Idea & Principles

Celitement causes up to 50% less carbon dioxide than portland cement

Production of one ton of Portland Cement clinker leads to approx. 870 kg of carbon dioxide. 80% of this emission is due to decarbonation of calcium carbonate (CaCO3). Production of one ton of Celitement causes up to 50% less carbon dioxide.

The adjacent sketch assumes that Portland Cement clinker consists only of the main mineral tricalcium silicate Alit (Ca3SiO5). Burning the raw materials generates three parts of carbon dioxide from calcium carbonate. The intermediate product calcium oxide (CaO) reacts with silicium dioxide (SiO2) to tricalcium silicate Alit. Alit reacts with water to form calcium hydroxide portlandite (Ca(OH)2) and a calcium-silicate-hydrate CSH. Mechanical strength of the product originates from CSH.

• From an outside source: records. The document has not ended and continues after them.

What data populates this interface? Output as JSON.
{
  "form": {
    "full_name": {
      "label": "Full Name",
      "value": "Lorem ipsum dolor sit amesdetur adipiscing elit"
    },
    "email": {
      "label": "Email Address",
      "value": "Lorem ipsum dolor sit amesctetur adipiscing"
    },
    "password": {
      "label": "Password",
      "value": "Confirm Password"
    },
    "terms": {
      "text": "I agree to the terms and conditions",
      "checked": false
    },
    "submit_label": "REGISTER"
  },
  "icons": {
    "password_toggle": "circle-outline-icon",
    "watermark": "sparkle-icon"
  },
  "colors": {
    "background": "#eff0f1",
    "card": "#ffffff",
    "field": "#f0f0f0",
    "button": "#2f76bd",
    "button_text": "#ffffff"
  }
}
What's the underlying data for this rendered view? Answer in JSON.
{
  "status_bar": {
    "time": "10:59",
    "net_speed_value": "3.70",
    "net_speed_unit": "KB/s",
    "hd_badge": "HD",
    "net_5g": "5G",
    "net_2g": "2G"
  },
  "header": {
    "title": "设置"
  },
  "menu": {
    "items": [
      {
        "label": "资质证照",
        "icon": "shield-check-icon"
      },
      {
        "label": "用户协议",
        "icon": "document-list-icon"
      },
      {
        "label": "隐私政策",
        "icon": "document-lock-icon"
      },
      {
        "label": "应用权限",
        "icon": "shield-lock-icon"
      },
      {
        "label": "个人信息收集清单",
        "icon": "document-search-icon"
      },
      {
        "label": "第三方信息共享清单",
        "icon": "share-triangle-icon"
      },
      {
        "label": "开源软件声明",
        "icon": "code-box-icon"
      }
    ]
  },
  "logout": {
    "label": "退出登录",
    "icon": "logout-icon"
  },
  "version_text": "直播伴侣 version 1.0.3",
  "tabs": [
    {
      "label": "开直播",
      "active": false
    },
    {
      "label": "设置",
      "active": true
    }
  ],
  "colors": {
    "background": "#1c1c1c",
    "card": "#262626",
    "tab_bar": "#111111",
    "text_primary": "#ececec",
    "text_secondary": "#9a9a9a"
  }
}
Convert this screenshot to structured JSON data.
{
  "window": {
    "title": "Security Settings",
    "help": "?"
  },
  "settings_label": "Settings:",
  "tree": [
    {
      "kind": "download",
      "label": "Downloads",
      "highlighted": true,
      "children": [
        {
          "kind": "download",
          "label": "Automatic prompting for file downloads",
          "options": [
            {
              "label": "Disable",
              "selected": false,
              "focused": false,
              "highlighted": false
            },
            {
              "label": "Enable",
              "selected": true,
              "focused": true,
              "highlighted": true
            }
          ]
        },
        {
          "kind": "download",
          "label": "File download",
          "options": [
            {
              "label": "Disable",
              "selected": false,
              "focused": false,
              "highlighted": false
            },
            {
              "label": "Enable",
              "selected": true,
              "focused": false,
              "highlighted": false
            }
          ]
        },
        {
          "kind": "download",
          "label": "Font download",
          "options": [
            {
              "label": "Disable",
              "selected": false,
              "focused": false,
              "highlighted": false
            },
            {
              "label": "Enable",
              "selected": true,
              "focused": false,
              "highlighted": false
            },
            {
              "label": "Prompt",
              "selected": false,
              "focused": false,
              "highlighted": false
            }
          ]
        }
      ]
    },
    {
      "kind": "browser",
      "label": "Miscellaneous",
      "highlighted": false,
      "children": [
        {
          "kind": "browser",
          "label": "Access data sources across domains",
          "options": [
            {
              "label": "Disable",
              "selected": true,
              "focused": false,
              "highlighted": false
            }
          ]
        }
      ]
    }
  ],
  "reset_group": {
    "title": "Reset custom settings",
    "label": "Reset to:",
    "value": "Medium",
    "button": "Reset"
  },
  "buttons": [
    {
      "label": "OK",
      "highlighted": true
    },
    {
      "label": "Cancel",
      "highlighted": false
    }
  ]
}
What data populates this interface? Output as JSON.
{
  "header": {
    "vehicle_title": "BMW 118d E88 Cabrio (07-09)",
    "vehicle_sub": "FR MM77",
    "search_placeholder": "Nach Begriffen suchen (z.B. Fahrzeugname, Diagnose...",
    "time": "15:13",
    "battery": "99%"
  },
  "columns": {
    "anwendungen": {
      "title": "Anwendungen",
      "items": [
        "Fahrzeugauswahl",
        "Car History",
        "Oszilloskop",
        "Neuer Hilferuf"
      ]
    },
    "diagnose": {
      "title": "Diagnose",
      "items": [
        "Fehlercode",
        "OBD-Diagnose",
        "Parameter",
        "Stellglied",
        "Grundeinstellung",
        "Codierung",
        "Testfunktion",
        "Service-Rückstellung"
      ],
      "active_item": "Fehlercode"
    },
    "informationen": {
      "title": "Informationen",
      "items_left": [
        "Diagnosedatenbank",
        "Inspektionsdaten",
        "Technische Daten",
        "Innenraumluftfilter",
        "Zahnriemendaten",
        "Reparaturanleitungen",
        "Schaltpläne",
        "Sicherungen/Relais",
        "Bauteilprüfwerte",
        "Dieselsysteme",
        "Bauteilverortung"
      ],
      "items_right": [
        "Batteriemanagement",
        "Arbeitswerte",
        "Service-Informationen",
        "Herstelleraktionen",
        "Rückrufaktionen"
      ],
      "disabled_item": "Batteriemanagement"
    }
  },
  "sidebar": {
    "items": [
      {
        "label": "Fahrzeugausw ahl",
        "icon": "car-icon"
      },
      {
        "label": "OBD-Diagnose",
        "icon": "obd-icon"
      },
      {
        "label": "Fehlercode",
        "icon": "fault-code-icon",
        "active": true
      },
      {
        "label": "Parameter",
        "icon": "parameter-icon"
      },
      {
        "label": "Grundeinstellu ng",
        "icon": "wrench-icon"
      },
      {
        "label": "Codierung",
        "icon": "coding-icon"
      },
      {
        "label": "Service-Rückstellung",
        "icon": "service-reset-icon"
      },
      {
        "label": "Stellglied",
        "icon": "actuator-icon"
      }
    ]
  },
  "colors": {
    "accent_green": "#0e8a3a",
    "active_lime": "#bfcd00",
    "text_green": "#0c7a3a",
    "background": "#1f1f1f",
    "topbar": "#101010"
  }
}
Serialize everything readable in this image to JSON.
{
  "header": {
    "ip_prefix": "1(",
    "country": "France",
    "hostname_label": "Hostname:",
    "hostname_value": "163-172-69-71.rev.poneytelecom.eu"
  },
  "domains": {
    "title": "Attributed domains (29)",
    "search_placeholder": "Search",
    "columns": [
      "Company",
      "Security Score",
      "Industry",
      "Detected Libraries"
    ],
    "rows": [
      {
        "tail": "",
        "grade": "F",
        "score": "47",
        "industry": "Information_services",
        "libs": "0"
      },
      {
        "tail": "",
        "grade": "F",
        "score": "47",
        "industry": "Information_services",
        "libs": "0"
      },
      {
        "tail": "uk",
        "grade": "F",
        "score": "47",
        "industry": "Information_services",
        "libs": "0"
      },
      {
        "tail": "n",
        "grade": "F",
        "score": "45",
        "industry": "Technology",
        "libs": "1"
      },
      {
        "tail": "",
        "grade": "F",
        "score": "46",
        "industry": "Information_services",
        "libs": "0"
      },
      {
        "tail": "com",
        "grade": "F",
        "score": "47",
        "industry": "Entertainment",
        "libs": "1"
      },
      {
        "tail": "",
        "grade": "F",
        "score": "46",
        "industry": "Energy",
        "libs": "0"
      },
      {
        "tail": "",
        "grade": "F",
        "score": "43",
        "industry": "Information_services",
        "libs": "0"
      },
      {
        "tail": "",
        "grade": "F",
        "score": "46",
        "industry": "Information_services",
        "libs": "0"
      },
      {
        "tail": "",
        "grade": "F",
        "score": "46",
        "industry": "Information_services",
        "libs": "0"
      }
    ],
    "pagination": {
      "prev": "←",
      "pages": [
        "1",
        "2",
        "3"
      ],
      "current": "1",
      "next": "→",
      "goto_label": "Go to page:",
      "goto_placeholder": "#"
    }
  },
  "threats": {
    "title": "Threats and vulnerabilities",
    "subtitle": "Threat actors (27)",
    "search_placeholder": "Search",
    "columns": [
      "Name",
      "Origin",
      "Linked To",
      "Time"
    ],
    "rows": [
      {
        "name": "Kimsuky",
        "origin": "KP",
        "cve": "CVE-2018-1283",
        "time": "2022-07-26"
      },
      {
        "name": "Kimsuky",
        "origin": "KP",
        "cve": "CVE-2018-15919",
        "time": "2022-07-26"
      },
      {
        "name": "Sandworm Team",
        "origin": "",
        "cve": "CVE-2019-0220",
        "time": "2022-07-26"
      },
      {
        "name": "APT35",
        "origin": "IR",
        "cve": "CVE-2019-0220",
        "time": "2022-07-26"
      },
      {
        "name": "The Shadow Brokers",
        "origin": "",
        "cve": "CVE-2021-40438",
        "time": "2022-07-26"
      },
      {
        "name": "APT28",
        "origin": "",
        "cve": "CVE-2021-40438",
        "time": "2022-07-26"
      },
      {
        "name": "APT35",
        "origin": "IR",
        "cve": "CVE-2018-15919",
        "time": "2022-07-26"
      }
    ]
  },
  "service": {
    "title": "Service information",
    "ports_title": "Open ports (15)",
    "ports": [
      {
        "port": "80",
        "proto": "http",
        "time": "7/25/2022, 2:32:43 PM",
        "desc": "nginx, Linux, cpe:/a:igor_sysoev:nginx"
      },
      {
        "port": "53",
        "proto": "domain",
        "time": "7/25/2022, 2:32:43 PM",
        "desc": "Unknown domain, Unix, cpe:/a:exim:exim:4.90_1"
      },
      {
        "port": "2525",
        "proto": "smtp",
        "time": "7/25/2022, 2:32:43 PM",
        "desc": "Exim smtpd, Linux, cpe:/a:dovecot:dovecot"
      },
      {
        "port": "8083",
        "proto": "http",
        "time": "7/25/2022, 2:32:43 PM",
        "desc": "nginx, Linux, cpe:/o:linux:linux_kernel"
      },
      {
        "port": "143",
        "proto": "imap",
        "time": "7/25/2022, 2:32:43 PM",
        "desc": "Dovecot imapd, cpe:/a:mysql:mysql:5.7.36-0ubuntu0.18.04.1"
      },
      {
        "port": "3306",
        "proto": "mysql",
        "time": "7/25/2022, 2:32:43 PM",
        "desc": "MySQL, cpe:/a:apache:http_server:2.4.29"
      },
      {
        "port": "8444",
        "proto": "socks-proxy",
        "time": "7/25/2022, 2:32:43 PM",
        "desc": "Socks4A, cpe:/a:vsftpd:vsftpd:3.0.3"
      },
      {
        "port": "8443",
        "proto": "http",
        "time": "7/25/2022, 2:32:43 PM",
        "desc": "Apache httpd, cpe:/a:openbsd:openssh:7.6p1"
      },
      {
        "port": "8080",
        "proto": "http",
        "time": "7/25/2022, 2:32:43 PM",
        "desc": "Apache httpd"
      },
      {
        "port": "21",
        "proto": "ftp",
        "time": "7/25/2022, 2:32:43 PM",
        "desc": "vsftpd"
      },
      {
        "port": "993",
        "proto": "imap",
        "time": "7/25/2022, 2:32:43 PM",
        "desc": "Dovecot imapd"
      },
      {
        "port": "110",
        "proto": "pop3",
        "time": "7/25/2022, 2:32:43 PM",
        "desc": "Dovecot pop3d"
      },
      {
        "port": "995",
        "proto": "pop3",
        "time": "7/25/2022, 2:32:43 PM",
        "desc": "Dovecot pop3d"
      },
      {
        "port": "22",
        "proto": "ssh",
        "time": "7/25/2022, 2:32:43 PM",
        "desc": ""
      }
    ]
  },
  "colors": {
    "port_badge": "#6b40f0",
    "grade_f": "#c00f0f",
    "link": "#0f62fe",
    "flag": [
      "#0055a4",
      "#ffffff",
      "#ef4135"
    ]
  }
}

Ordinary Portland Cement made by the conventional process does not allow for a fundamental reduction of carbon dioxide emissions. Both the high process temperature of 1.450°C and a minimum amount of calcium are vitally important - failing this leads to unreactive products.

Celitements contain a small amount of calcium, i.e. need less lime. The adjacent sketch presents a Celitement mass balance with a molar ratio of calcium to silicon of one, made from lime. Production of burnt lime (CaO) generates one part of carbon dioxide. Calcium oxide, silicon dioxide and water were transformed to Celitement. Mixing with additional water starts the hydration reaction and the only product calcium-silicate-hydrate CSH is formed.